Work instructions => How many lines of these records hold the string "nodes"? Reply with the number alone.

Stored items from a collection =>

_ _ _ _ _ _ _

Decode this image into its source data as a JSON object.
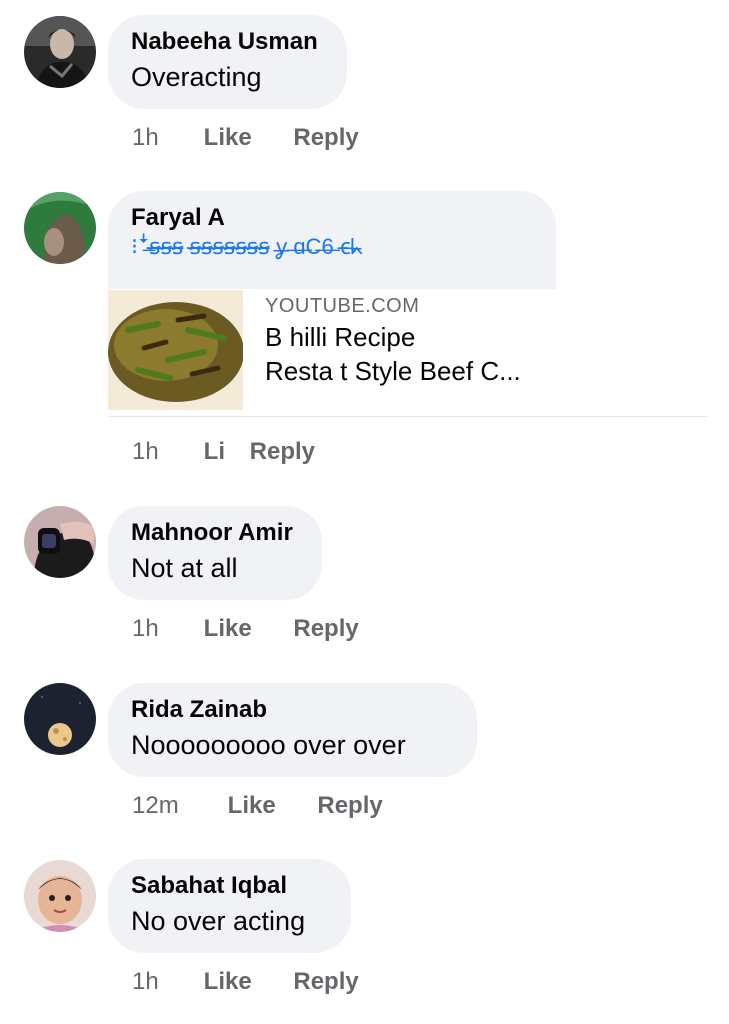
{
  "comments": [
    {
      "name": "Nabeeha Usman",
      "text": "Overacting",
      "time": "1h",
      "like": "Like",
      "reply": "Reply",
      "avatar_icon": "profile-photo-man-dark"
    },
    {
      "name": "Faryal A",
      "text": "",
      "time": "1h",
      "like": "Li",
      "reply": "Reply",
      "avatar_icon": "profile-photo-green",
      "link_preview": {
        "domain": "YOUTUBE.COM",
        "title_line1": "B   hilli Recipe",
        "title_line2": "Resta   t Style Beef C...",
        "thumb_icon": "beef-chilli-food-image"
      }
    },
    {
      "name": "Mahnoor Amir",
      "text": "Not at all",
      "time": "1h",
      "like": "Like",
      "reply": "Reply",
      "avatar_icon": "profile-photo-hand-watch"
    },
    {
      "name": "Rida Zainab",
      "text": "Nooooooooo over over",
      "time": "12m",
      "like": "Like",
      "reply": "Reply",
      "avatar_icon": "profile-photo-moon-dark"
    },
    {
      "name": "Sabahat Iqbal",
      "text": "No over acting",
      "time": "1h",
      "like": "Like",
      "reply": "Reply",
      "avatar_icon": "profile-photo-baby"
    }
  ],
  "colors": {
    "bubble": "#f0f2f5",
    "meta_text": "#65676b",
    "link_blue": "#1877f2"
  }
}
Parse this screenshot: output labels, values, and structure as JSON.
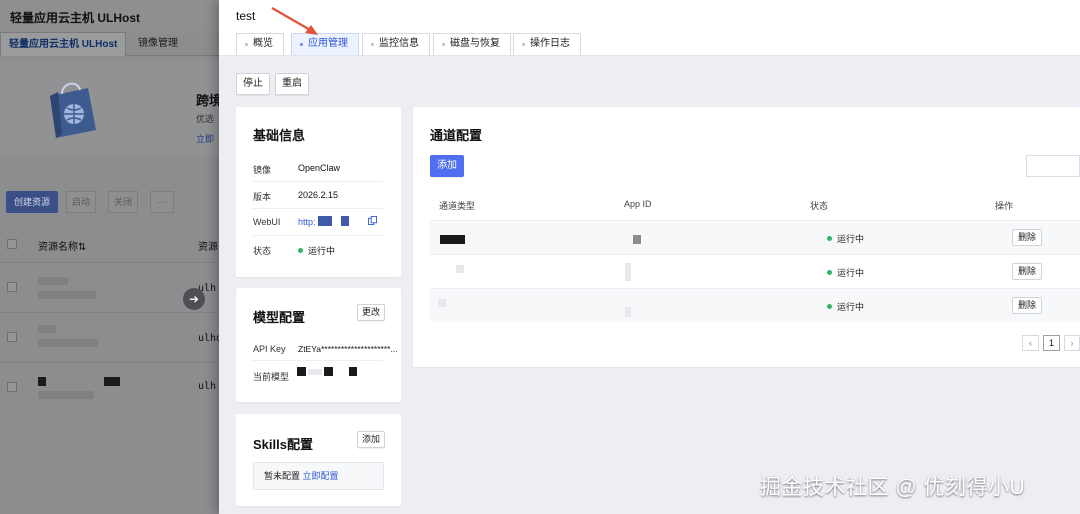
{
  "background": {
    "app_title": "轻量应用云主机 ULHost",
    "tabs": [
      {
        "label": "轻量应用云主机 ULHost",
        "active": true
      },
      {
        "label": "镜像管理",
        "active": false
      }
    ],
    "banner": {
      "title": "跨境",
      "subtitle": "优选",
      "link": "立即"
    },
    "toolbar": {
      "create_label": "创建资源",
      "btn2": "启动",
      "btn3": "关闭",
      "more": "···"
    },
    "table": {
      "col_name": "资源名称⇅",
      "col_resource": "资源",
      "rows": [
        {
          "host": "ulh"
        },
        {
          "host": "ulho"
        },
        {
          "host": "ulh"
        }
      ]
    }
  },
  "drawer": {
    "title": "test",
    "tabs": [
      {
        "label": "概览",
        "active": false
      },
      {
        "label": "应用管理",
        "active": true
      },
      {
        "label": "监控信息",
        "active": false
      },
      {
        "label": "磁盘与恢复",
        "active": false
      },
      {
        "label": "操作日志",
        "active": false
      }
    ],
    "actions": {
      "stop": "停止",
      "restart": "重启"
    },
    "basic_info": {
      "title": "基础信息",
      "image_label": "镜像",
      "image_value": "OpenClaw",
      "version_label": "版本",
      "version_value": "2026.2.15",
      "webui_label": "WebUI",
      "webui_value": "http:",
      "status_label": "状态",
      "status_value": "运行中"
    },
    "model_config": {
      "title": "模型配置",
      "edit_label": "更改",
      "api_key_label": "API Key",
      "api_key_value": "ZtEYa*********************...",
      "current_model_label": "当前模型"
    },
    "skills_config": {
      "title": "Skills配置",
      "add_label": "添加",
      "empty_text": "暂未配置",
      "configure_link": "立即配置"
    },
    "channels": {
      "title": "通道配置",
      "add_label": "添加",
      "columns": [
        "通道类型",
        "App ID",
        "状态",
        "操作"
      ],
      "rows": [
        {
          "status": "运行中",
          "action": "删除"
        },
        {
          "status": "运行中",
          "action": "删除"
        },
        {
          "status": "运行中",
          "action": "删除"
        }
      ],
      "pagination": {
        "prev": "‹",
        "current": "1",
        "next": "›"
      }
    }
  },
  "watermark": "掘金技术社区 @ 优刻得小U",
  "colors": {
    "accent": "#4f6ef0",
    "status_running": "#34b36a",
    "annotation_arrow": "#e0533a"
  }
}
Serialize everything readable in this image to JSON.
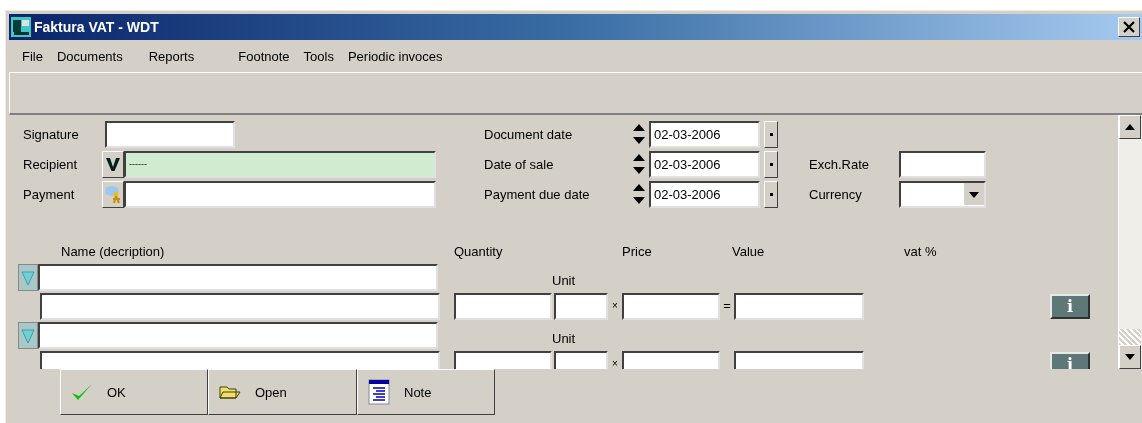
{
  "window": {
    "title": "Faktura VAT - WDT"
  },
  "menu": [
    {
      "label": "File"
    },
    {
      "label": "Documents"
    },
    {
      "label": "Reports"
    },
    {
      "label": "Footnote"
    },
    {
      "label": "Tools"
    },
    {
      "label": "Periodic invoces"
    }
  ],
  "header": {
    "signature": {
      "label": "Signature"
    },
    "recipient": {
      "label": "Recipient",
      "value": "------"
    },
    "payment": {
      "label": "Payment"
    }
  },
  "dates": [
    {
      "label": "Document date",
      "value": "02-03-2006"
    },
    {
      "label": "Date of sale",
      "value": "02-03-2006"
    },
    {
      "label": "Payment due date",
      "value": "02-03-2006"
    }
  ],
  "exchange_rate": {
    "label": "Exch.Rate"
  },
  "currency": {
    "label": "Currency"
  },
  "columns": [
    {
      "label": "Name  (decription)"
    },
    {
      "label": "Quantity"
    },
    {
      "label": "Price"
    },
    {
      "label": "Value"
    },
    {
      "label": "vat %"
    }
  ],
  "items": [
    {
      "unit_label": "Unit",
      "times": "×",
      "equals": "=",
      "info_label": "i"
    },
    {
      "unit_label": "Unit",
      "times": "×",
      "info_label": "i"
    }
  ],
  "buttons": [
    {
      "kind": "ok",
      "label": "OK"
    },
    {
      "kind": "open",
      "label": "Open"
    },
    {
      "kind": "note",
      "label": "Note"
    }
  ]
}
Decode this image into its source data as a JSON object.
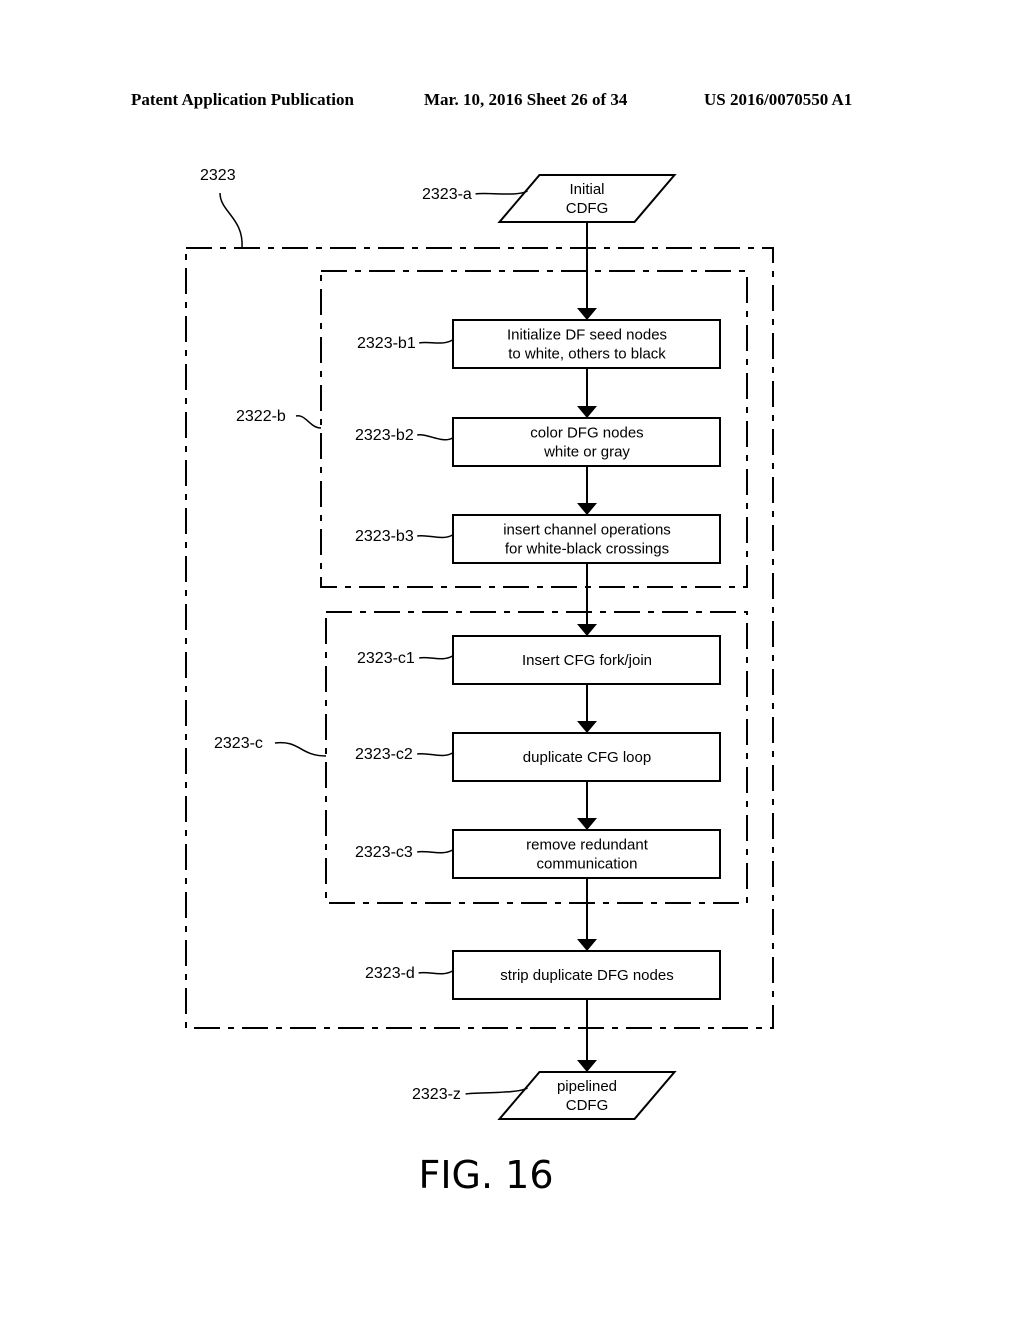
{
  "header": {
    "publication": "Patent Application Publication",
    "date_sheet": "Mar. 10, 2016  Sheet 26 of 34",
    "number": "US 2016/0070550 A1"
  },
  "diagram": {
    "outer_group_label": "2323",
    "group_b_label": "2322-b",
    "group_c_label": "2323-c",
    "nodes": {
      "a": {
        "ref": "2323-a",
        "lines": [
          "Initial",
          "CDFG"
        ],
        "shape": "parallelogram"
      },
      "b1": {
        "ref": "2323-b1",
        "lines": [
          "Initialize DF seed nodes",
          "to white, others to black"
        ],
        "shape": "rect"
      },
      "b2": {
        "ref": "2323-b2",
        "lines": [
          "color DFG nodes",
          "white or gray"
        ],
        "shape": "rect"
      },
      "b3": {
        "ref": "2323-b3",
        "lines": [
          "insert channel operations",
          "for white-black crossings"
        ],
        "shape": "rect"
      },
      "c1": {
        "ref": "2323-c1",
        "lines": [
          "Insert CFG fork/join"
        ],
        "shape": "rect"
      },
      "c2": {
        "ref": "2323-c2",
        "lines": [
          "duplicate CFG loop"
        ],
        "shape": "rect"
      },
      "c3": {
        "ref": "2323-c3",
        "lines": [
          "remove redundant",
          "communication"
        ],
        "shape": "rect"
      },
      "d": {
        "ref": "2323-d",
        "lines": [
          "strip duplicate DFG nodes"
        ],
        "shape": "rect"
      },
      "z": {
        "ref": "2323-z",
        "lines": [
          "pipelined",
          "CDFG"
        ],
        "shape": "parallelogram"
      }
    },
    "edges": [
      [
        "a",
        "b1"
      ],
      [
        "b1",
        "b2"
      ],
      [
        "b2",
        "b3"
      ],
      [
        "b3",
        "c1"
      ],
      [
        "c1",
        "c2"
      ],
      [
        "c2",
        "c3"
      ],
      [
        "c3",
        "d"
      ],
      [
        "d",
        "z"
      ]
    ],
    "figure_label": "FIG. 16"
  }
}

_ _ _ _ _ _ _

Written response => 4